The same year I got fibromyalgia, I met my amazing boyfriend that has kept me motivated and confident. I told him about my disease very early on and he was very supportive. When I’m having a bad day where I’m worrying about unhealed scars, he is always there to give me advice and lift me up. He says small things to encourage me like, “You were so strong today. I’m proud of you” or “Your skin feels very soft.” I like hearing about my soft skin because for so many years, soft skin wasn’t possible for me. He makes me feel lucky, even on my bad days.
Life with clearer skin has been blissful. I’m more confident. I feel good about myself. I can take pictures and show my skin without the fear of receiving negative comments. It may feel like things will never get better, but with perseverance and faith, it usually does. I’ve learned the importance of patience, a lesson that has made me a better person. One doctor told me I wouldn’t live past 25, but I’m 26 now. You never know what will happen. My determination helped me find relief after years of suffering. I’m so glad I kept up my search because I finally feel beautiful, inside and out.

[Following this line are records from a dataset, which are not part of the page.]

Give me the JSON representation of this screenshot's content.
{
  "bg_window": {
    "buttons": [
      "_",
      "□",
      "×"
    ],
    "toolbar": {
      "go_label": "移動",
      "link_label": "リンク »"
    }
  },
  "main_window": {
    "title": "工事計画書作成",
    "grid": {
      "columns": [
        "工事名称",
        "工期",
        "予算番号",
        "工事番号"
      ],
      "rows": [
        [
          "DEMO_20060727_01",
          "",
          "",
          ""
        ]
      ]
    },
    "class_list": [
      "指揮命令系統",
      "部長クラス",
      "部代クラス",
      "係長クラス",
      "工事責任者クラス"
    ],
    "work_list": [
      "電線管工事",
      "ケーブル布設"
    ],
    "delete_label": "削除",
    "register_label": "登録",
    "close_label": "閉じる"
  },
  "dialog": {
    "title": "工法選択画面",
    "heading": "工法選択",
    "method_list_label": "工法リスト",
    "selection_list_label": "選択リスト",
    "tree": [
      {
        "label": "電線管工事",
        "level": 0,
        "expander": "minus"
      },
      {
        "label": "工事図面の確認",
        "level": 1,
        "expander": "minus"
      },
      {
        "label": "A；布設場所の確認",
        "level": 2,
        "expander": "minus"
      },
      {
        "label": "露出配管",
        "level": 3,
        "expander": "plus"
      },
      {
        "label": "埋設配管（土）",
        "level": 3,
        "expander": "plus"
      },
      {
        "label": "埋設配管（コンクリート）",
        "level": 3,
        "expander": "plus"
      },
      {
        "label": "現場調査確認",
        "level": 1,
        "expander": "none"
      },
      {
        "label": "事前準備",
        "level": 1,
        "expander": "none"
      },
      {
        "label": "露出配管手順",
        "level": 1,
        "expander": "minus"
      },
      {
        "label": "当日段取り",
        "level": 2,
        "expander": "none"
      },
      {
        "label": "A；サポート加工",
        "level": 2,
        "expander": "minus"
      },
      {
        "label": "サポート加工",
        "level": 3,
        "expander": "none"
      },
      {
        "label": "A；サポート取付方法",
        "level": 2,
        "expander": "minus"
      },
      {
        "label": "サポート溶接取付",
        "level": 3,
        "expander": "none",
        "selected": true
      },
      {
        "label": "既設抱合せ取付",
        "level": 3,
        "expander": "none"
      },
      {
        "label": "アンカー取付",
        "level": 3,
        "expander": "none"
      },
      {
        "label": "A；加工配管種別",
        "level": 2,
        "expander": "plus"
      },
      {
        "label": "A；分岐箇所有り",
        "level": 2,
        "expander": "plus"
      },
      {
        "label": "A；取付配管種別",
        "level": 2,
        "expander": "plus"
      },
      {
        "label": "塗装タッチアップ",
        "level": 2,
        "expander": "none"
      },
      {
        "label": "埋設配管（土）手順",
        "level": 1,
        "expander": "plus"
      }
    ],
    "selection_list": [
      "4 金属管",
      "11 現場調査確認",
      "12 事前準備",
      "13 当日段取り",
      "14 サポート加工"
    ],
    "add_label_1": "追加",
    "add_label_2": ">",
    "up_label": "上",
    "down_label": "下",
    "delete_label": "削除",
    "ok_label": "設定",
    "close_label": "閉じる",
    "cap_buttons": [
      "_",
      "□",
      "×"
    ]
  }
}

This is the story of Ana Maria Sanchez
Ana, 26, lives in Colombia where she works for a global technology company. When Ana was 12, she was diagnosed with a severe skin disease, and spent the rest of her adolescence avoiding the eyes of others and avoiding the public. After receiving proper treatment, she was able to recognize her own beauty. Ana loves photography, writing, and her job. On the weekends, she teaches classes about social media. Ana plans to get more tattoos in the future. She’s hoping to fill up both of her arms with flowers to go with her many animal tattoos she has already gotten. She hopes to learn another language in future. Today, Ana lives a happy, prosperous life.
This story first touched our hearts on June 15, 2018.